>>

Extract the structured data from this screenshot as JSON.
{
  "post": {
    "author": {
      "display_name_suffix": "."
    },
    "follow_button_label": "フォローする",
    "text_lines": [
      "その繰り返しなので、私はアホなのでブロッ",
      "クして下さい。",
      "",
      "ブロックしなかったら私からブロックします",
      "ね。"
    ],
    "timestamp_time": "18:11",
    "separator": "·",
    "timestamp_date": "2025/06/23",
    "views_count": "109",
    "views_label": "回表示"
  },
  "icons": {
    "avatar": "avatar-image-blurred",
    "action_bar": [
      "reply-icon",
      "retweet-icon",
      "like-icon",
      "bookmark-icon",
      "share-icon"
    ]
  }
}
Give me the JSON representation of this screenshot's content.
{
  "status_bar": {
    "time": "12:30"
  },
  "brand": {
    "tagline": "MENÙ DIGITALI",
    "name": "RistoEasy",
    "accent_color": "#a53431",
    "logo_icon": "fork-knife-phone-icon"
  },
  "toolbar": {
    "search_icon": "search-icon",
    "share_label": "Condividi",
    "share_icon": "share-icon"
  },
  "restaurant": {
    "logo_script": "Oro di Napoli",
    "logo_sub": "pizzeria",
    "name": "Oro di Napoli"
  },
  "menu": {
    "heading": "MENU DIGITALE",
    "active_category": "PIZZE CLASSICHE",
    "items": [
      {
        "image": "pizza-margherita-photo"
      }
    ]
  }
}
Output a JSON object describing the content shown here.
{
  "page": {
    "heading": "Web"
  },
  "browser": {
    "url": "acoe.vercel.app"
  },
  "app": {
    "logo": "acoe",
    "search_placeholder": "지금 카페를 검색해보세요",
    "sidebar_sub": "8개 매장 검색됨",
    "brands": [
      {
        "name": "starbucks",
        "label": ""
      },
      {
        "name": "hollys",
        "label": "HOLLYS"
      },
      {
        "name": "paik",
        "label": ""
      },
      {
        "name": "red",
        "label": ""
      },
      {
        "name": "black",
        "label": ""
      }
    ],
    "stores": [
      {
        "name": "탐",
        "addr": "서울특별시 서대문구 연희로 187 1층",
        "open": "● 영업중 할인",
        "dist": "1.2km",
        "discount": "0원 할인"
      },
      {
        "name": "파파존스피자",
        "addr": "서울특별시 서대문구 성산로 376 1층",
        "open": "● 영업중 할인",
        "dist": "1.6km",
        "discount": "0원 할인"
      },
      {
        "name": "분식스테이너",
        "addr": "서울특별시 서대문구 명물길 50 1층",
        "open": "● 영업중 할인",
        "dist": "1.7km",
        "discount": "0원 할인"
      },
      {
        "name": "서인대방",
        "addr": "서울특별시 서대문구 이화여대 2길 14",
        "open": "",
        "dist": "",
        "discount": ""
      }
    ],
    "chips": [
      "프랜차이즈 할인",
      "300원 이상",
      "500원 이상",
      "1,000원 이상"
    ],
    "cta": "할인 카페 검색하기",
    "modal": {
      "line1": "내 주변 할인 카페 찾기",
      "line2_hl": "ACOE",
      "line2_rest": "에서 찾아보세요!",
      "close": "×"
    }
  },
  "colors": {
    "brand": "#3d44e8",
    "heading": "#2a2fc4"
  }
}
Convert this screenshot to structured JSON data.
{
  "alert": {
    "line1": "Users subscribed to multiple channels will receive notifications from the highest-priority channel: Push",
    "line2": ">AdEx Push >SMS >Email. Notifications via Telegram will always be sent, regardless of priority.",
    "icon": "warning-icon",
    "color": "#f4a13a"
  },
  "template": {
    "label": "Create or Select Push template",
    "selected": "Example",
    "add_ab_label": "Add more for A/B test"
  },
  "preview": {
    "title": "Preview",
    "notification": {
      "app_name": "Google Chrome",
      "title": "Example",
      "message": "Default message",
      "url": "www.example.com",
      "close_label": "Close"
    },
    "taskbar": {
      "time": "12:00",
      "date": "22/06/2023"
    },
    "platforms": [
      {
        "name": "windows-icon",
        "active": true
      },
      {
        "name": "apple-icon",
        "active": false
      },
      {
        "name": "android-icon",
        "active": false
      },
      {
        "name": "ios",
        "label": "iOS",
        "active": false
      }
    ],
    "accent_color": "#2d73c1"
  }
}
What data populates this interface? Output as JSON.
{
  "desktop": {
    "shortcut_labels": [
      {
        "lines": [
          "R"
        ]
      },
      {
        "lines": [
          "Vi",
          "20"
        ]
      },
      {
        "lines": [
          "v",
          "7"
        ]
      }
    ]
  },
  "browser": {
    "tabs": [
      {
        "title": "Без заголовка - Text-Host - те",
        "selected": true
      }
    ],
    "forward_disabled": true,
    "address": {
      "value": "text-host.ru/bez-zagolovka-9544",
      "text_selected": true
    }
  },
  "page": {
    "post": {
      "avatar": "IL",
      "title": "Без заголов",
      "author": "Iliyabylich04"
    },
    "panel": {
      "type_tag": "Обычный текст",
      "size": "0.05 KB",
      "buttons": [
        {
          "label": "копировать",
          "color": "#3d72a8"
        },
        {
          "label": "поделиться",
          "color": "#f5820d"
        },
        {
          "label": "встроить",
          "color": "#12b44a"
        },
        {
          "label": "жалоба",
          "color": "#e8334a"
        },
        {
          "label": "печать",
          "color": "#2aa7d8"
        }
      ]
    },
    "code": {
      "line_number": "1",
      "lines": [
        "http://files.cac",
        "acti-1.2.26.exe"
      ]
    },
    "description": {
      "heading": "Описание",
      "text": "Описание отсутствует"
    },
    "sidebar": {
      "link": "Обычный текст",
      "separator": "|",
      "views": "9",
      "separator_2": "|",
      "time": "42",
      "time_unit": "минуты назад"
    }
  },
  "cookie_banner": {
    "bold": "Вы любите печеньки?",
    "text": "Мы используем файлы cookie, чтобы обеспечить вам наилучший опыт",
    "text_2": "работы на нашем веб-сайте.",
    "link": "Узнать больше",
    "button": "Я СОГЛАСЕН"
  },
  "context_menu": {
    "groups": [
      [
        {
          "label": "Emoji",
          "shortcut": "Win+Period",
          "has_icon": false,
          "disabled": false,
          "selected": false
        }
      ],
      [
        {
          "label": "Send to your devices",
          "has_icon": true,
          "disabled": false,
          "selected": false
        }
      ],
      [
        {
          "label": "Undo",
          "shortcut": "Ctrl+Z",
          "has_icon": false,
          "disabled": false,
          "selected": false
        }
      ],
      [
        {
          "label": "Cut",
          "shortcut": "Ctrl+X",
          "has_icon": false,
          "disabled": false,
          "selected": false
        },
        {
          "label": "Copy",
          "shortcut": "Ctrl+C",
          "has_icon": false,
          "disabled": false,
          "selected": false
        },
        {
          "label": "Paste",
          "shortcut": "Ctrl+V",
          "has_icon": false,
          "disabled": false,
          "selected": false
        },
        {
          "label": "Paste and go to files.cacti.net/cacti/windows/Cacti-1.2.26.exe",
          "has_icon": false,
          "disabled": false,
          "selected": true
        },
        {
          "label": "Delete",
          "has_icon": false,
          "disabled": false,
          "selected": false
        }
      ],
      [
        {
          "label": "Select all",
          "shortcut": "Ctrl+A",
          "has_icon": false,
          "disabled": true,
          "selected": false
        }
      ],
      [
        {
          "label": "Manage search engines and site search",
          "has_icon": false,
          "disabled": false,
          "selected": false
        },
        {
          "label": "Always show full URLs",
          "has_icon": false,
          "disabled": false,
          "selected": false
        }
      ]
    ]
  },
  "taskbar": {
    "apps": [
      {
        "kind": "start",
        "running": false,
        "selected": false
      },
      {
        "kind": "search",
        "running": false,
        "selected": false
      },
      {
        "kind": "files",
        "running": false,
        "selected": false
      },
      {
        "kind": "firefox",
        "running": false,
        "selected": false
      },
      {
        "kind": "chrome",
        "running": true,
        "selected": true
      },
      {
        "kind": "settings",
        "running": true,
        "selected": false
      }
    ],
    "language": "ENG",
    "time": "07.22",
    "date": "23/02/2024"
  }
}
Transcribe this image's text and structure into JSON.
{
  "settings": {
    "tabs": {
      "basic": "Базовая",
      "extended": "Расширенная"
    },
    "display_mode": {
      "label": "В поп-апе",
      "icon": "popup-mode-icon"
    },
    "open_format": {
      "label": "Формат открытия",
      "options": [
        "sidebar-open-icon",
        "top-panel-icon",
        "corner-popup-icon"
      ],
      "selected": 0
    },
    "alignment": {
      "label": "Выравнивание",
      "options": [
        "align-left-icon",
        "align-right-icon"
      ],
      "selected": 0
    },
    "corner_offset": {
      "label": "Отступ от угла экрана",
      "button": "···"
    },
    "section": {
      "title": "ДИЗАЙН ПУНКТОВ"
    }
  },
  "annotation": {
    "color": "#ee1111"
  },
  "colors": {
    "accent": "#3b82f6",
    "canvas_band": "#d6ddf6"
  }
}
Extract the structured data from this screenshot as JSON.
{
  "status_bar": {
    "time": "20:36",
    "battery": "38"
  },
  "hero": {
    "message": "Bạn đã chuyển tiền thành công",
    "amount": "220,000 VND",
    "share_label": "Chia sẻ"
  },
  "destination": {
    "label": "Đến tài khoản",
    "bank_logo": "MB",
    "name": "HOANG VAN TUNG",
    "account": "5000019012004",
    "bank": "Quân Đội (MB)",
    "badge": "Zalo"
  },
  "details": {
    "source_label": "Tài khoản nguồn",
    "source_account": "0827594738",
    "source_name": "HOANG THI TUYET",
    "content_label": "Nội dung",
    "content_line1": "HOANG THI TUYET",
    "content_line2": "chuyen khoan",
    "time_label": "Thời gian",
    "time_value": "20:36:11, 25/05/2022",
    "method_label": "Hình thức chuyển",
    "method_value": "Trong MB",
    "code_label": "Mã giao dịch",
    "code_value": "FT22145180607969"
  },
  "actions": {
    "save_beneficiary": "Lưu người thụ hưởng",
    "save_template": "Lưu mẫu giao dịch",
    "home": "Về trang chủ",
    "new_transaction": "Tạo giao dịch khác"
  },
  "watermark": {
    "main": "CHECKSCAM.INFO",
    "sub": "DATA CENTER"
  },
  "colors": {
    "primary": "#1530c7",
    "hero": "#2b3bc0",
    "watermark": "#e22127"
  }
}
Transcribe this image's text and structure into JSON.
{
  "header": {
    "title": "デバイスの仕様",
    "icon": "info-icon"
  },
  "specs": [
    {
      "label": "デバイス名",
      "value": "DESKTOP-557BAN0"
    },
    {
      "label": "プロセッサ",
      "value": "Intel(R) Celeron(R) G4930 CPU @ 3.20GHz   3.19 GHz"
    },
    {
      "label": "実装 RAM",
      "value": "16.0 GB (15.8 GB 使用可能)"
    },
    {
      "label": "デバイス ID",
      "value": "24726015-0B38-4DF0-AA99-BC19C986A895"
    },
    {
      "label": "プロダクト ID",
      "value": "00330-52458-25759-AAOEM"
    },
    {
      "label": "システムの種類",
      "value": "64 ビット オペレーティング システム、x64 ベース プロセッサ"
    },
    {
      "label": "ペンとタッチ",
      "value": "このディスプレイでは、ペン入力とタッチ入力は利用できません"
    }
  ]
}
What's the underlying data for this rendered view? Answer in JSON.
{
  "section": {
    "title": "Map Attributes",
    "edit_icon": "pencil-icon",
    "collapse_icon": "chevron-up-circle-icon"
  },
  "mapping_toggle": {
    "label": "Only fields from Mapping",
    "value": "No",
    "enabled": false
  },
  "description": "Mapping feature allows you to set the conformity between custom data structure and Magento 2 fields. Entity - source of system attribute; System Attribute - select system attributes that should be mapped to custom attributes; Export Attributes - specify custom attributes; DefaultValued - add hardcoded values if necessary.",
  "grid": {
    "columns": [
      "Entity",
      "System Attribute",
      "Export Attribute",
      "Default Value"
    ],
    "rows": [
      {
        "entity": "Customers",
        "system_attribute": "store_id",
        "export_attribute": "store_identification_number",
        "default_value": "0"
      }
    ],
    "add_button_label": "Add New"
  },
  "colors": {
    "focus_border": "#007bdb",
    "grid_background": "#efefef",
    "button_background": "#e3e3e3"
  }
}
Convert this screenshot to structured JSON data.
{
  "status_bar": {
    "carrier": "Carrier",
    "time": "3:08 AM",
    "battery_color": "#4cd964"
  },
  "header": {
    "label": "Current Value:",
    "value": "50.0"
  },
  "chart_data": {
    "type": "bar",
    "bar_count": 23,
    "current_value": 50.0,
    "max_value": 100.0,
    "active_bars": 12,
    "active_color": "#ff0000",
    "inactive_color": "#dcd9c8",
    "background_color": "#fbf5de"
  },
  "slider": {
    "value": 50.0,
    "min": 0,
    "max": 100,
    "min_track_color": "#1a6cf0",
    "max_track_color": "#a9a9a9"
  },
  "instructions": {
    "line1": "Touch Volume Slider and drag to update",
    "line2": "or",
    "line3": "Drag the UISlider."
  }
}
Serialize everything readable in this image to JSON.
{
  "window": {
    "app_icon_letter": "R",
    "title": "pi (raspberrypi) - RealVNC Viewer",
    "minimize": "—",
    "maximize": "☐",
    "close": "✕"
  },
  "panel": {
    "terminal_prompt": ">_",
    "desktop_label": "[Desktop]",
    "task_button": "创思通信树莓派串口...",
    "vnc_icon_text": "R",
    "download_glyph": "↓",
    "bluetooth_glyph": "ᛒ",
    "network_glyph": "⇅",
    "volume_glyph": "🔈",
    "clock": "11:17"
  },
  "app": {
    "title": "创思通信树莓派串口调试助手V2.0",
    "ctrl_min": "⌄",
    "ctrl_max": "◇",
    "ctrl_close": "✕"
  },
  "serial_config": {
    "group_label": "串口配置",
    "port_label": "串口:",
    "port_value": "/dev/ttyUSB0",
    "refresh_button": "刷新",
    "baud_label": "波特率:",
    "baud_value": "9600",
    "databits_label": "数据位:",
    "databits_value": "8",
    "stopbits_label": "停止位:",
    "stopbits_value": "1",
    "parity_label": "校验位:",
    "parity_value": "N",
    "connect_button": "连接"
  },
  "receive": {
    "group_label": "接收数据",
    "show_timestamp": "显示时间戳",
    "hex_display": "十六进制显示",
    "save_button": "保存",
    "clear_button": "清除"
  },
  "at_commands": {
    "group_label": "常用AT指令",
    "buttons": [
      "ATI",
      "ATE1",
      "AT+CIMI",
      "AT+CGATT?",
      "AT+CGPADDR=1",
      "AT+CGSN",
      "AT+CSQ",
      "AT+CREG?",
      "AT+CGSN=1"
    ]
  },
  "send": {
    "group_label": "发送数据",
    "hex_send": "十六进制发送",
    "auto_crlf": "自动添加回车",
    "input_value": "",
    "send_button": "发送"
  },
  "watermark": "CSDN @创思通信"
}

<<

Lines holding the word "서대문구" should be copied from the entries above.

        "addr": "서울특별시 서대문구 연희로 187 1층",
        "addr": "서울특별시 서대문구 성산로 376 1층",
        "addr": "서울특별시 서대문구 명물길 50 1층",
        "addr": "서울특별시 서대문구 이화여대 2길 14",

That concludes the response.